* [Task description] Here the job is to copy the data exactly and to exclude every image from it.

* [Dataset]

[Start of Attachment]

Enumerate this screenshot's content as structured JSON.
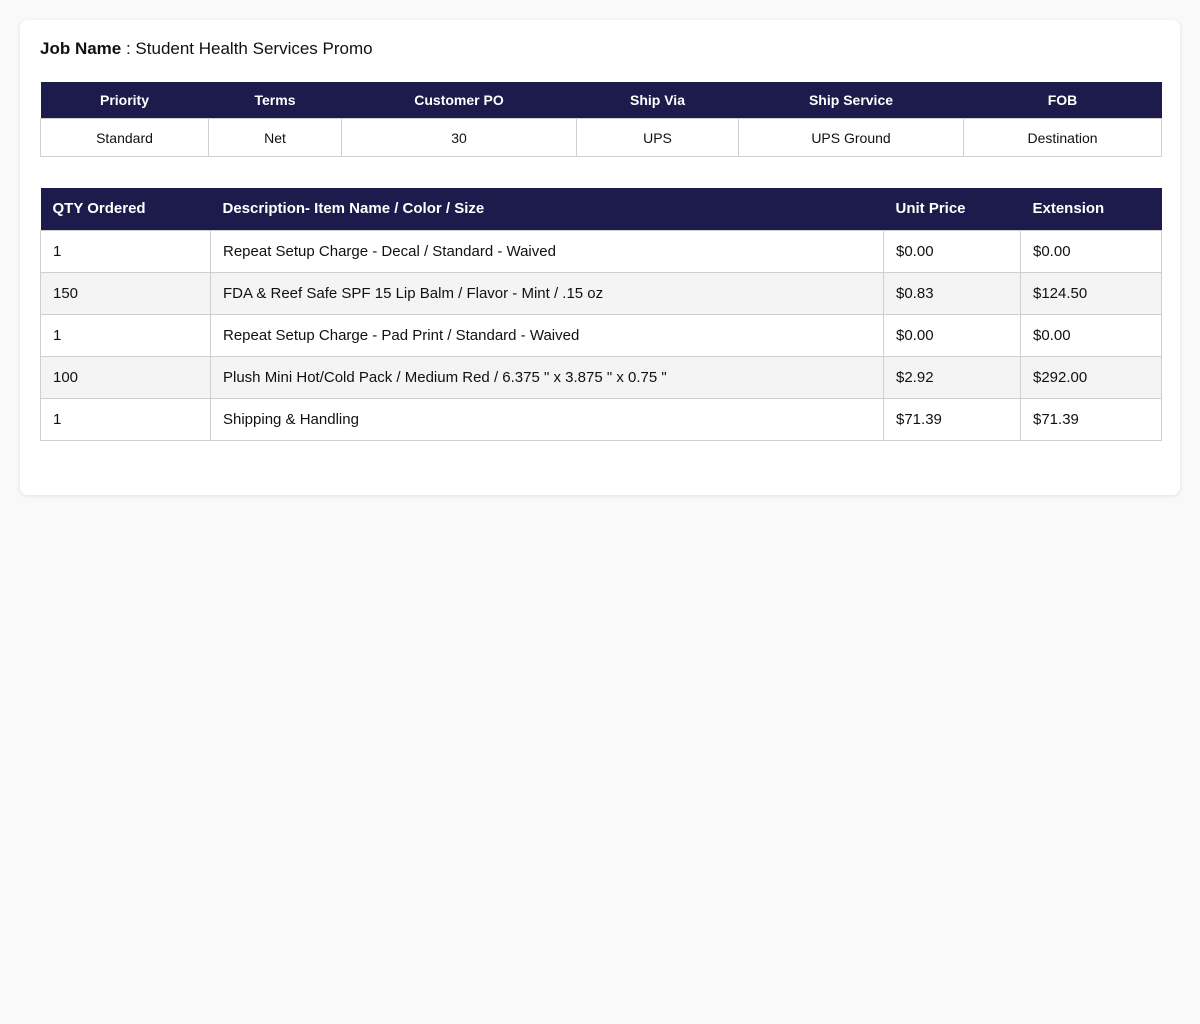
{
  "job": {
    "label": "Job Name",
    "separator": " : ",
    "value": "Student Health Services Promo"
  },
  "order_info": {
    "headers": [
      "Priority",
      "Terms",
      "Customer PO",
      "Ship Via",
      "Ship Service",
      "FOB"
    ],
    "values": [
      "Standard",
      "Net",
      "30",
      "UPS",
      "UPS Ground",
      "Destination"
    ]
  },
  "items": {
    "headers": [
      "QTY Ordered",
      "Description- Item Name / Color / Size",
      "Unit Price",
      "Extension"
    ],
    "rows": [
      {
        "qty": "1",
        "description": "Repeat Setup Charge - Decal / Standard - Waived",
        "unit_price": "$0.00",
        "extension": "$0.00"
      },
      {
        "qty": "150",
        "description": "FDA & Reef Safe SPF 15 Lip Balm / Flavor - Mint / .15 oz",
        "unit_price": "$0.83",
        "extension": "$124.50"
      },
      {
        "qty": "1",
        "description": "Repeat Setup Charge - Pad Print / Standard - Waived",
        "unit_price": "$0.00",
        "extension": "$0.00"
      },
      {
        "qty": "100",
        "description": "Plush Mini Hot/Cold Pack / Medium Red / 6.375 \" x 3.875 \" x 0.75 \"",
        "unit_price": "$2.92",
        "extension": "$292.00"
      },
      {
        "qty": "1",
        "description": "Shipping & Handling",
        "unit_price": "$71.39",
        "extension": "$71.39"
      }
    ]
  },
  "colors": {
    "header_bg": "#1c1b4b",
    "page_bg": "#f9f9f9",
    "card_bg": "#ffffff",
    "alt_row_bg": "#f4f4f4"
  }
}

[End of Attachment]

* [Result for this exercise]
Enumerate this screenshot's content as structured JSON.
{
  "job": {
    "label": "Job Name",
    "separator": " : ",
    "value": "Student Health Services Promo"
  },
  "order_info": {
    "headers": [
      "Priority",
      "Terms",
      "Customer PO",
      "Ship Via",
      "Ship Service",
      "FOB"
    ],
    "values": [
      "Standard",
      "Net",
      "30",
      "UPS",
      "UPS Ground",
      "Destination"
    ]
  },
  "items": {
    "headers": [
      "QTY Ordered",
      "Description- Item Name / Color / Size",
      "Unit Price",
      "Extension"
    ],
    "rows": [
      {
        "qty": "1",
        "description": "Repeat Setup Charge - Decal / Standard - Waived",
        "unit_price": "$0.00",
        "extension": "$0.00"
      },
      {
        "qty": "150",
        "description": "FDA & Reef Safe SPF 15 Lip Balm / Flavor - Mint / .15 oz",
        "unit_price": "$0.83",
        "extension": "$124.50"
      },
      {
        "qty": "1",
        "description": "Repeat Setup Charge - Pad Print / Standard - Waived",
        "unit_price": "$0.00",
        "extension": "$0.00"
      },
      {
        "qty": "100",
        "description": "Plush Mini Hot/Cold Pack / Medium Red / 6.375 \" x 3.875 \" x 0.75 \"",
        "unit_price": "$2.92",
        "extension": "$292.00"
      },
      {
        "qty": "1",
        "description": "Shipping & Handling",
        "unit_price": "$71.39",
        "extension": "$71.39"
      }
    ]
  },
  "colors": {
    "header_bg": "#1c1b4b",
    "page_bg": "#f9f9f9",
    "card_bg": "#ffffff",
    "alt_row_bg": "#f4f4f4"
  }
}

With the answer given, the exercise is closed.